Social support and the demand-discretion model of job stress: Tests of additive and interactive effects in two samples
Parkes KR., Mendham CA., von Rabenau C.

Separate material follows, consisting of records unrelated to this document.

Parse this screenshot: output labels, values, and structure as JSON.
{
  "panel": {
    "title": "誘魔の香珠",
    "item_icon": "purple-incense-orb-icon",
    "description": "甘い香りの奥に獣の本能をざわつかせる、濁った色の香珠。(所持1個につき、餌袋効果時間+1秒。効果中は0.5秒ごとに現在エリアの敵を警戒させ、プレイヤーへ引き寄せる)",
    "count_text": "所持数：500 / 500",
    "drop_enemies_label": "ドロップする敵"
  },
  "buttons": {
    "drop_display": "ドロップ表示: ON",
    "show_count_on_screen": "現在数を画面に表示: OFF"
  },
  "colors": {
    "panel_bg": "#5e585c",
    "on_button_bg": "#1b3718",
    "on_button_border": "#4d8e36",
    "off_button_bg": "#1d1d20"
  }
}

This article reports two studies which examine the role of social support in the context of the demand-discretion theory of job stress, with particular reference to additive versus interactive models. In Study I, data from a heterogeneous sample of health-care workers (N = 145) were analyzed using regression methods; after control for demographic factors, occupational group, and negative affectivity, job satisfaction was predicted by the main effect of support (p <.001), and by the demand × discretion interaction (p =.04). In contrast, somatic symptoms were predicted by a three-way demand × discretion × support interaction (p <.02), support mitigating the adverse effects of high strain as compared with low strain conditions. In Study II, longitudinal data from a homogeneous sample (N = 180) student teachers) were analyzed using a similar predictive model to examine Time 2 somatic symptoms, controlling for Time 1 levels. Again, the demand × discretion × support interaction was significant (p <.05); its form was closely similar to that found in Study I. These results are discussed in relation to the existing literature, with reference to theoretical and methodological issues. © 1994 Academic Press, Inc.